When CEO Angelo Mozilo boasted that Countrywide would soon return to profitability following its first-ever loss in October of last year, we expressed some doubt. Evidently, it was stringing its shareholders along with the same kind of lines that got so many of its subprime customers into the mess they are in.
The numbers are large, but the biggest eye-popper was below the surface, which, as all informed followers of the Titanic saga will know, is often where the greatest danger lurks. The company set aside $1.5 billion for bad loans compared with $158 million in the comparable quarter last year -a staggering increase of 990 percent. That thud you heard might just be the iceberg.
What more surprises await next quarter? If Bank of America is still to go through with the transaction, it will likely be on the basis of the Fed’s swap-your-junk spring deal whereby weak collateral can be exchanged for Fed happy bucks, or some other form of hokus pokus, to make the mess at Countrywide easier to swallow. One has to wonder if Congress is really on top of what’s going on here, or if the Countrywide deal is another Bear Stearns in the making under a sleeping Rip Van Bernanke?
UPDATE (April 30, 2008):Perhaps we won’t have to wait for the next quarter to see if there are more suprises. The Wall Street Journal Reports today:
A federal probe of Countrywide, the nation’s largest mortgage lender, is turning up evidence that sales executives at the company deliberately overlooked inflated income figures for many borrowers, people with knowledge of the investigation say.
There has not been much critique of the latest Fed move, the ninth since August, to fix the ailing credit market. We would like to remedy that with the following observation.
The Fed cannot possibly continue to argue that it has given Americans and their policy makers a fair and accurate picture of the economy while making these frequent, unprecedented and horrifically costly interventions.
Americans are not passive and unaffected bystanders in what the Fed does or does not do. They are stakeholders who are entitled to assess its performance and whether it is ultimately acting in the public interest. That means more than what might be expedient for financial institutions, mortgage lenders and hedge funds that are struggling with the consequences of their risk misjudgments and still do not appear to understand the extent of their own folly.
Straight talk, not Fed speak, needs to be part of the intervention, too.

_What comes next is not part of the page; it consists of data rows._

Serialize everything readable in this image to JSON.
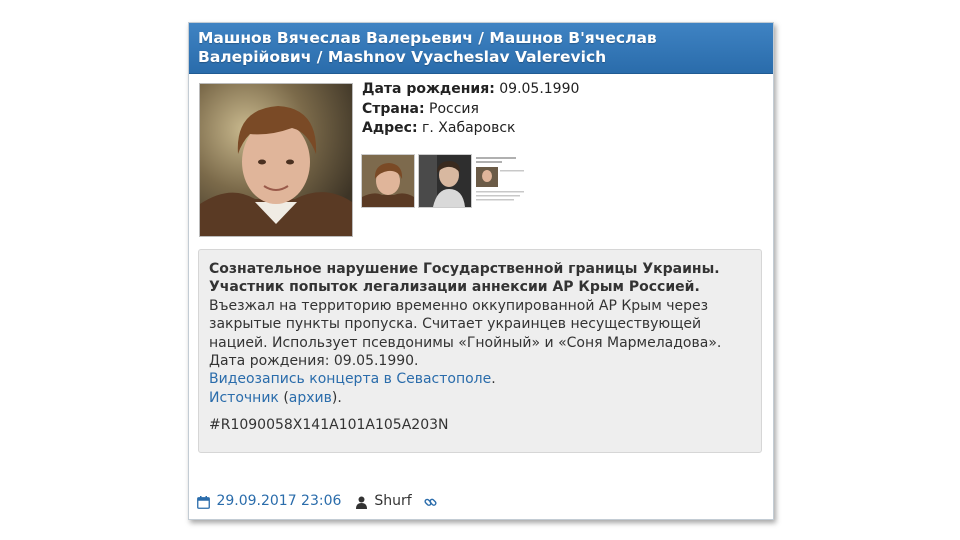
{
  "header": {
    "title": "Машнов Вячеслав Валерьевич / Машнов В'ячеслав Валерійович / Mashnov Vyacheslav Valerevich"
  },
  "profile": {
    "birth_label": "Дата рождения:",
    "birth_value": "09.05.1990",
    "country_label": "Страна:",
    "country_value": "Россия",
    "address_label": "Адрес:",
    "address_value": "г. Хабаровск"
  },
  "description": {
    "bold_line1": "Сознательное нарушение Государственной границы Украины.",
    "bold_line2": "Участник попыток легализации аннексии АР Крым Россией.",
    "text": "Въезжал на территорию временно оккупированной АР Крым через закрытые пункты пропуска. Считает украинцев несуществующей нацией. Использует псевдонимы «Гнойный» и «Соня Мармеладова».",
    "birth_line": "Дата рождения: 09.05.1990.",
    "video_link": "Видеозапись концерта в Севастополе",
    "video_suffix": ".",
    "source_link": "Источник",
    "source_mid": " (",
    "archive_link": "архив",
    "source_suffix": ").",
    "code": "#R1090058X141A101A105A203N"
  },
  "footer": {
    "datetime": "29.09.2017 23:06",
    "author": "Shurf"
  },
  "colors": {
    "header_blue": "#2a6cab",
    "link_blue": "#2a6cab",
    "description_bg": "#eeeeee"
  },
  "icons": [
    "calendar-icon",
    "user-icon",
    "link-icon"
  ]
}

Update: The Fed’s move made a lot of money for some investors and company insiders. The stock of Countrywide Financial, for instance, a big player in the subprime mess, soared 17 percent for the day (Tuesday).

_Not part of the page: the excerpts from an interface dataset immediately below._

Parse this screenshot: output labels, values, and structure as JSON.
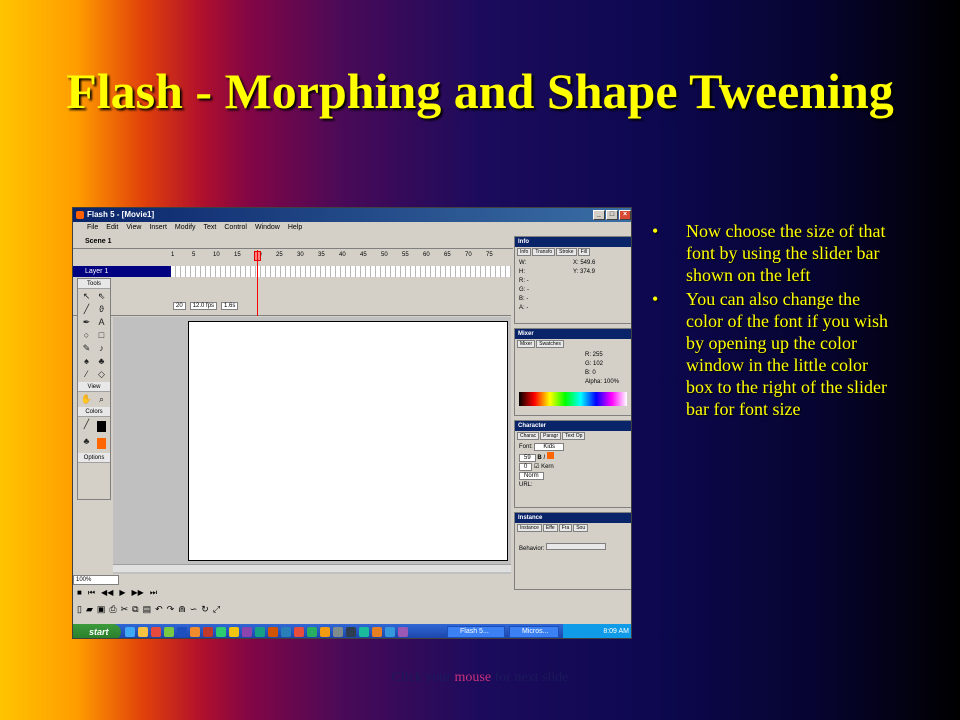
{
  "slide": {
    "title": "Flash - Morphing and Shape Tweening",
    "bullets": [
      "Now choose the size of that font by using the slider bar shown on the left",
      "You can also change the color of the font if you wish by opening up the color window in the little color box to the right of the slider bar for font size"
    ],
    "bullet_glyph": "•",
    "footer": {
      "before": "Click your ",
      "highlight": "mouse",
      "after": " for next slide"
    }
  },
  "screenshot": {
    "window_title": "Flash 5 - [Movie1]",
    "menu": [
      "File",
      "Edit",
      "View",
      "Insert",
      "Modify",
      "Text",
      "Control",
      "Window",
      "Help"
    ],
    "scene": "Scene 1",
    "layer": "Layer 1",
    "ruler": [
      "1",
      "5",
      "10",
      "15",
      "20",
      "25",
      "30",
      "35",
      "40",
      "45",
      "50",
      "55",
      "60",
      "65",
      "70",
      "75"
    ],
    "timeline_status": [
      "20",
      "12.0 fps",
      "1.6s"
    ],
    "tools_panel": {
      "title": "Tools",
      "view_label": "View",
      "colors_label": "Colors",
      "options_label": "Options"
    },
    "zoom": "100%",
    "panels": {
      "info": {
        "title": "Info",
        "tabs": [
          "Info",
          "Transfo",
          "Stroke",
          "Fill"
        ],
        "lines": [
          "W:",
          "H:",
          "R: -",
          "G: -",
          "B: -",
          "A: -",
          "X: 549.6",
          "Y: 374.9"
        ]
      },
      "mixer": {
        "title": "Mixer",
        "tabs": [
          "Mixer",
          "Swatches"
        ],
        "r": "R: 255",
        "g": "G: 102",
        "b": "B: 0",
        "alpha": "Alpha: 100%"
      },
      "character": {
        "title": "Character",
        "tabs": [
          "Charac",
          "Paragr",
          "Text Op"
        ],
        "font_label": "Font:",
        "font_value": "Kids",
        "size": "59",
        "tracking": "0",
        "baseline": "Norm",
        "kern": "Kern",
        "url": "URL:"
      },
      "instance": {
        "title": "Instance",
        "tabs": [
          "Instance",
          "Effe",
          "Fra",
          "Sou"
        ],
        "behavior": "Behavior:"
      }
    },
    "taskbar": {
      "start": "start",
      "items": [
        "Flash 5...",
        "Micros..."
      ],
      "clock": "8:09 AM"
    }
  }
}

Some of these remarks were posted on The New York Times blog of Floyd Norris, one of our favorite commentators .